Rare case of Splenic trauma after Colonoscopy
Dr Dhaval D.Patel and colleagues at WellSpan York Hospital, York, United States has reported a series of cases of occurrence of splenic trauma specifically after colonoscopy procedure. The case has been published in the International Journal of Surgery Case Reports.
Successful treatment of post colonoscopy splenic injury is dependent upon prompt recognition and intervention of this occurrence, according to the case study.
Splenic trauma is quite rare after colonoscopy and can be overlooked as a complication when a patient presents with severe abdominal pain. It can be difficult to diagnose without appropriate imaging, but it should be considered as part of the differential in a patient arriving for evaluation of left upper quadrant abdominal pain, the researchers noted.
Colonoscopic evaluations are performed for a variety of diagnostic and therapeutic reasons. Most complications occur during colonoscopies that have concurrent polypectomies. Splenic injury due to colonoscopy is an exceedingly rare complication with only 170 recognized cases reported in the literature.
The authors observed the outcomes from a series of four case reports. "We discuss four patients who presented to our institution with splenic trauma specifically after colonoscopy", explains Dhaval D.Patel and his associates from the WellSpan York Hospital, York, United States.
General treatment principles applied to this series of patients correlated with guidelines for the management of traumatic blunt splenic injury.
These patients were diagnosed with splenic trauma utilizing computed tomography (CT) scans of the abdomen and pelvis. They were all immediately transferred to the surgical intensive care unit (SICU) for close monitoring and serial hemoglobin checks. Two of the four patients had decreasing hemoglobin levels and were monitored until they underwent interventional radiology (IR) angiography and angioembolization. The other two patients had significant transfusion requirements and ultimately went to the operating room for an open splenectomy. All four of these patients did well after their interventions, although one of them required longer hospitalization while on the ventilator secondary to Haemophilus infection.
"This case series recognizes that there is potential for quite severe splenic trauma after colonoscopy. While one of the four patients did have a history of prior splenic trauma, the other three had no history of trauma", they said.
Awareness of these associated risk factors and post-procedure vigilance can lead to prompt detection and timely intervention for this rare complication.

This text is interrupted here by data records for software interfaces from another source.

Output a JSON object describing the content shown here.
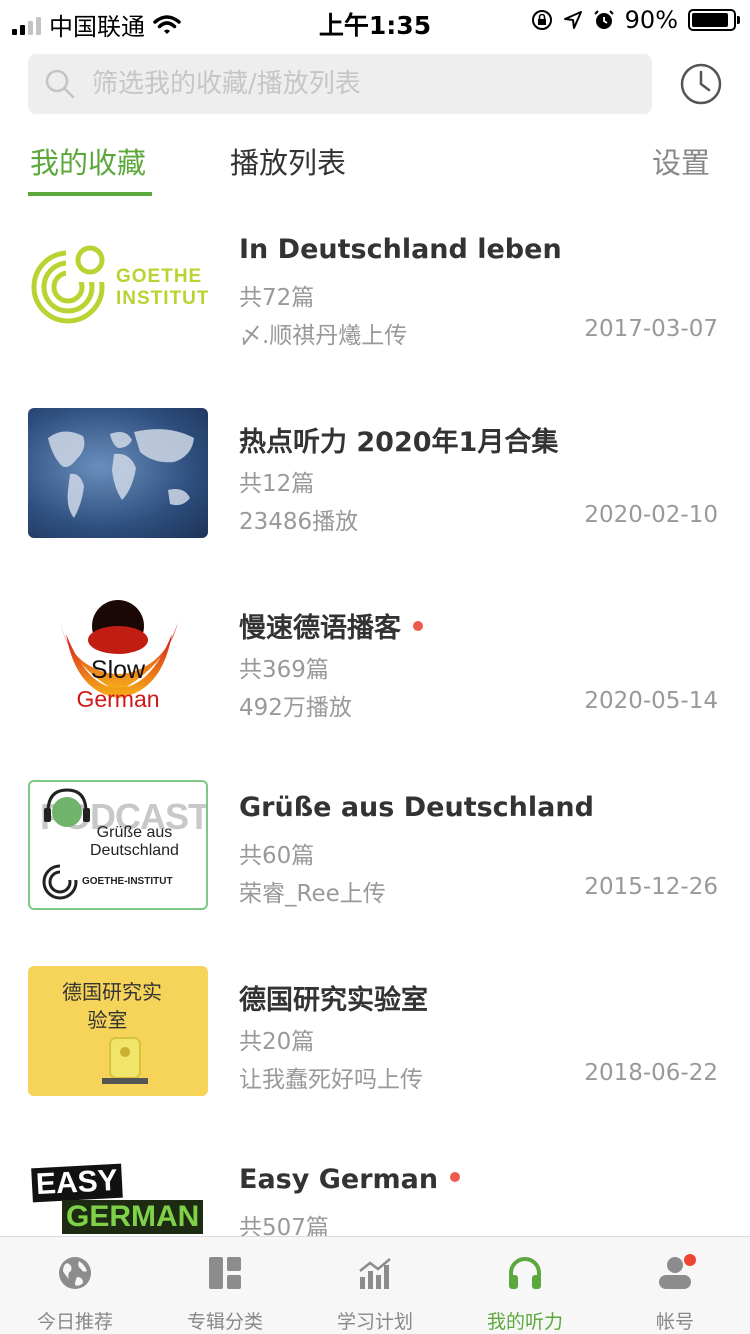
{
  "status_bar": {
    "carrier": "中国联通",
    "time": "上午1:35",
    "battery": "90%",
    "battery_level": 0.9
  },
  "search": {
    "placeholder": "筛选我的收藏/播放列表"
  },
  "tabs": {
    "favorites": "我的收藏",
    "playlist": "播放列表",
    "settings": "设置"
  },
  "items": [
    {
      "title": "In Deutschland leben",
      "count": "共72篇",
      "meta": "〆.顺祺丹爔上传",
      "date": "2017-03-07",
      "new": false,
      "thumb_text": "GOETHE INSTITUT"
    },
    {
      "title": "热点听力 2020年1月合集",
      "count": "共12篇",
      "meta": "23486播放",
      "date": "2020-02-10",
      "new": false,
      "thumb_text": ""
    },
    {
      "title": "慢速德语播客",
      "count": "共369篇",
      "meta": "492万播放",
      "date": "2020-05-14",
      "new": true,
      "thumb_text": "Slow German"
    },
    {
      "title": "Grüße aus Deutschland",
      "count": "共60篇",
      "meta": "荣睿_Ree上传",
      "date": "2015-12-26",
      "new": false,
      "thumb_text": "PODCAST Grüße aus Deutschland GOETHE-INSTITUT"
    },
    {
      "title": "德国研究实验室",
      "count": "共20篇",
      "meta": "让我蠢死好吗上传",
      "date": "2018-06-22",
      "new": false,
      "thumb_text": "德国研究实验室"
    },
    {
      "title": "Easy German",
      "count": "共507篇",
      "meta": "",
      "date": "",
      "new": true,
      "thumb_text": "EASY GERMAN"
    }
  ],
  "nav": [
    {
      "label": "今日推荐",
      "icon": "globe-icon"
    },
    {
      "label": "专辑分类",
      "icon": "grid-icon"
    },
    {
      "label": "学习计划",
      "icon": "chart-icon"
    },
    {
      "label": "我的听力",
      "icon": "headphones-icon"
    },
    {
      "label": "帐号",
      "icon": "user-icon"
    }
  ],
  "colors": {
    "accent": "#5ca83c",
    "new_dot": "#ee5a4b"
  }
}
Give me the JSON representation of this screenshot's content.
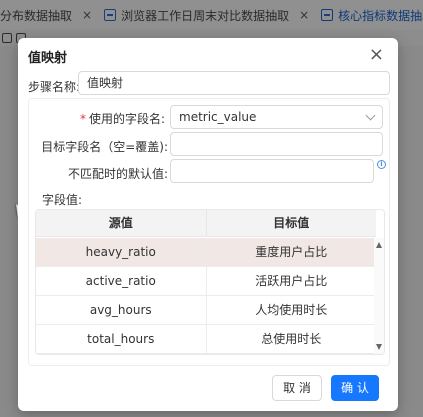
{
  "background": {
    "tabs": [
      {
        "label": "分布数据抽取",
        "active": false
      },
      {
        "label": "浏览器工作日周末对比数据抽取",
        "active": false
      },
      {
        "label": "核心指标数据抽取",
        "active": true
      }
    ],
    "close_glyph": "×"
  },
  "dialog": {
    "title": "值映射",
    "close_glyph": "×",
    "step_name_label": "步骤名称:",
    "step_name_value": "值映射",
    "source_field_label": "使用的字段名:",
    "source_field_value": "metric_value",
    "target_field_label": "目标字段名（空=覆盖):",
    "target_field_value": "",
    "default_value_label": "不匹配时的默认值:",
    "default_value_value": "",
    "info_glyph": "i",
    "field_values_label": "字段值:",
    "table": {
      "columns": [
        "源值",
        "目标值"
      ],
      "rows": [
        {
          "source": "heavy_ratio",
          "target": "重度用户占比",
          "selected": true
        },
        {
          "source": "active_ratio",
          "target": "活跃用户占比",
          "selected": false
        },
        {
          "source": "avg_hours",
          "target": "人均使用时长",
          "selected": false
        },
        {
          "source": "total_hours",
          "target": "总使用时长",
          "selected": false
        }
      ]
    },
    "cancel_label": "取 消",
    "ok_label": "确 认"
  },
  "colors": {
    "primary": "#1677ff",
    "required": "#e53935",
    "selected_row": "#f1e8e6"
  }
}
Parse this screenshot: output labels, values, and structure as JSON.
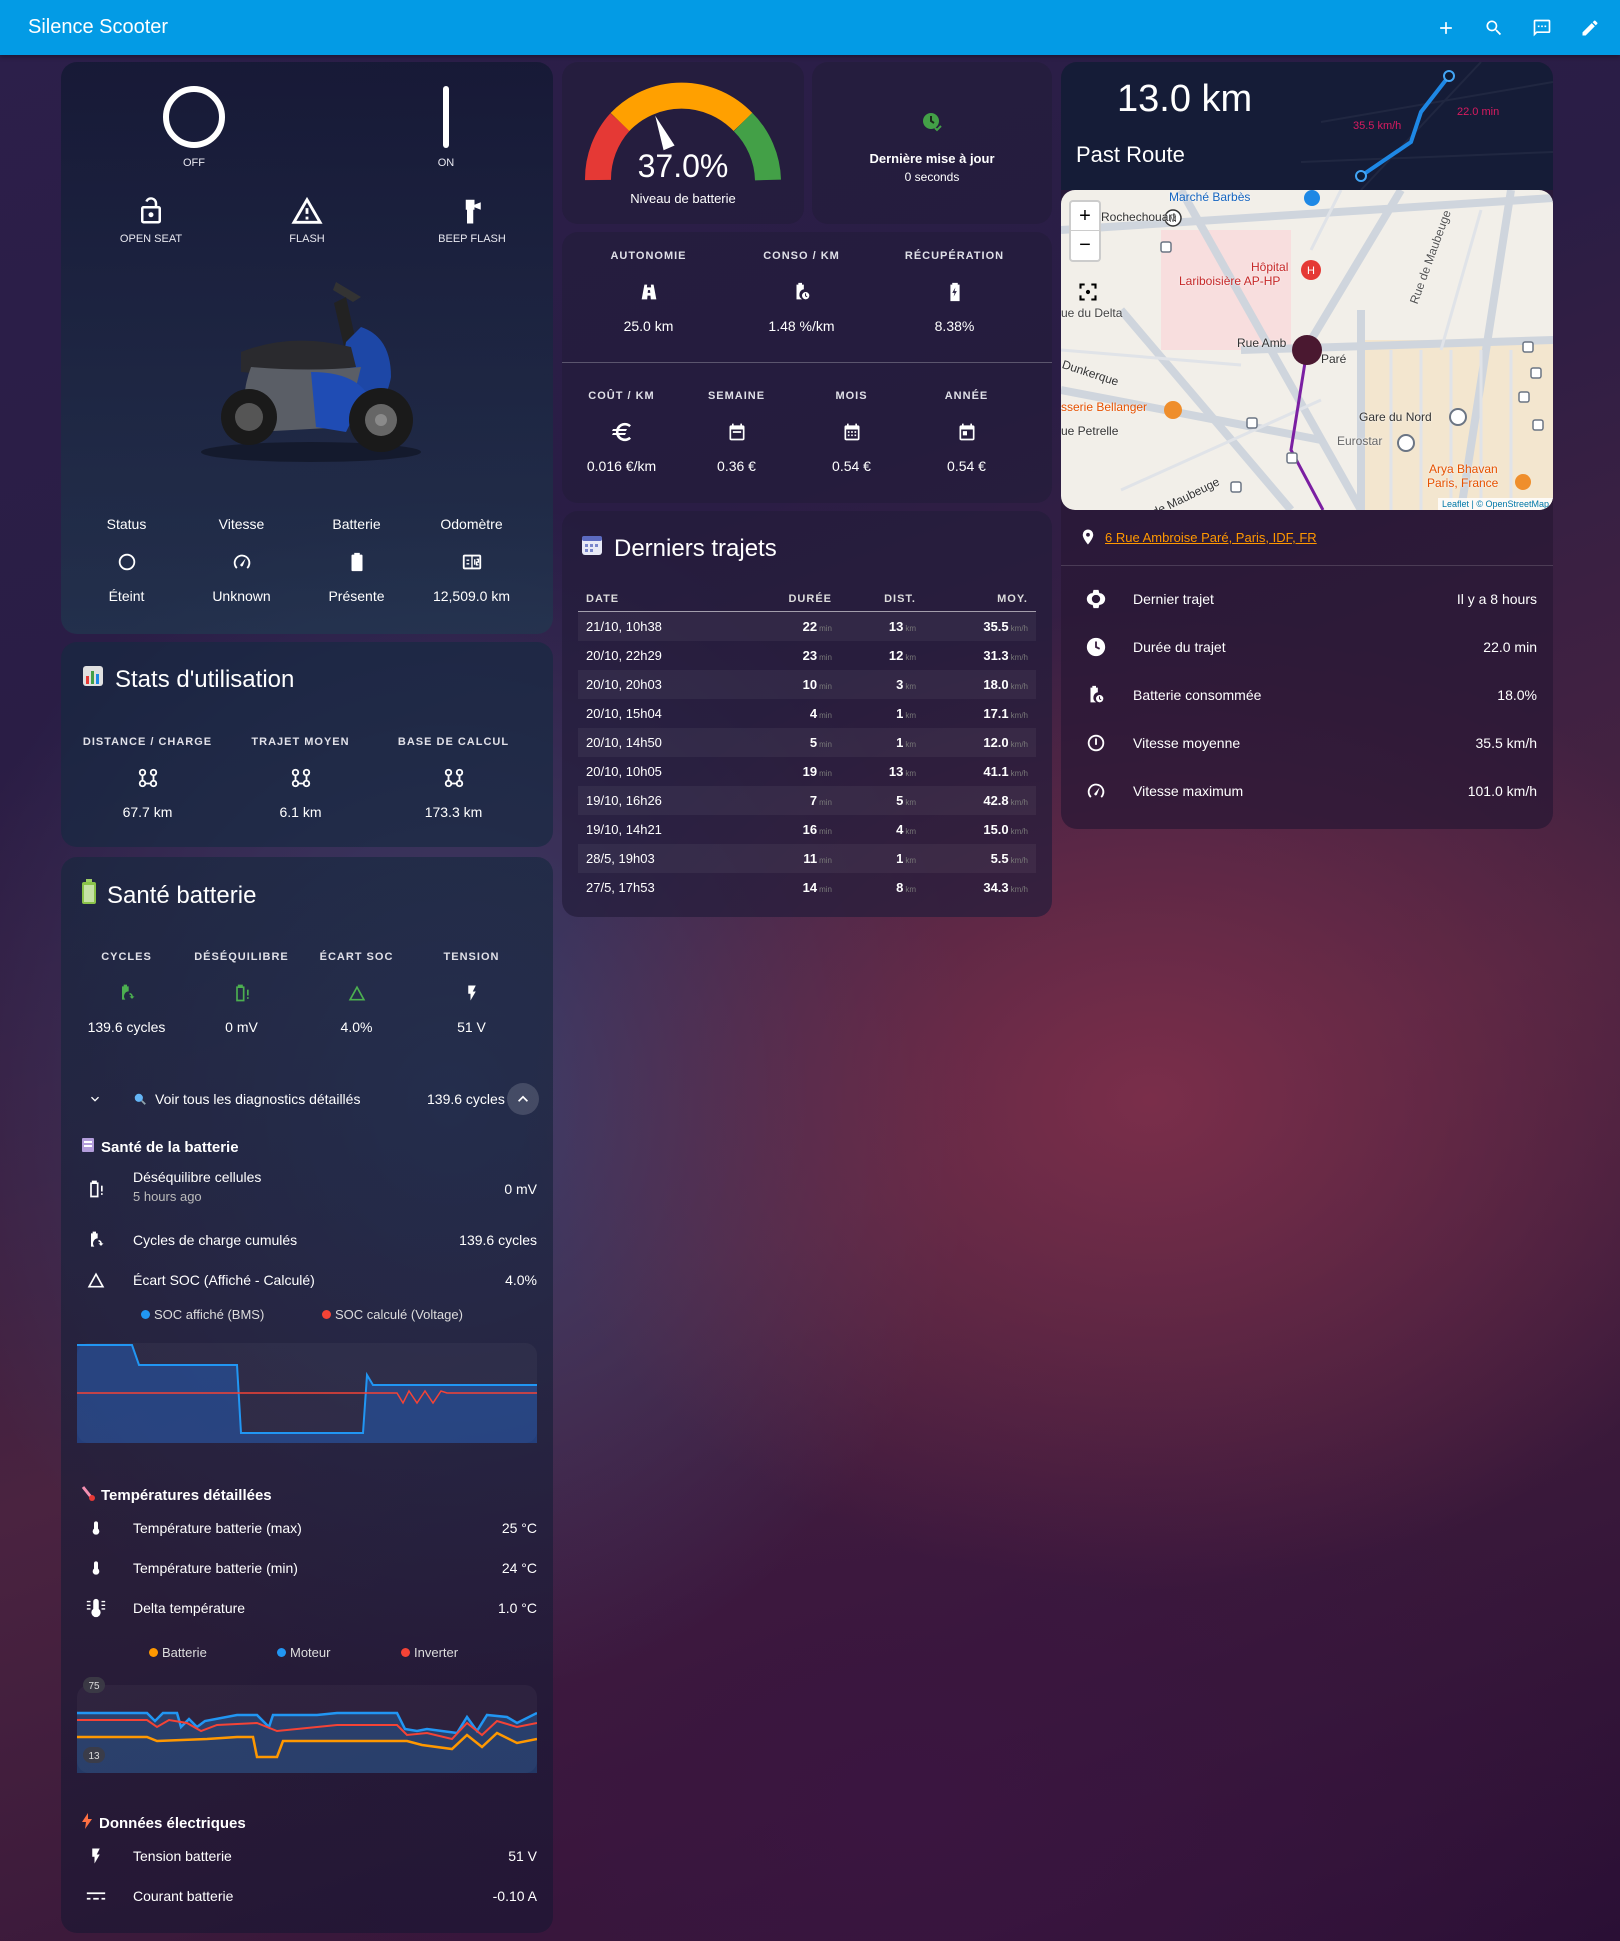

"Management should be dictated by the patient's clinical status and adhere to traumatic blunt splenic injury guidelines. We recommend the early transfer of these patients to a hospital with an SICU and IR capabilities. Finally, there should be a strong consideration for in-hospital or adjacent facility colonoscopy procedures for patients identified as high risk for splenic injury", the authors concluded.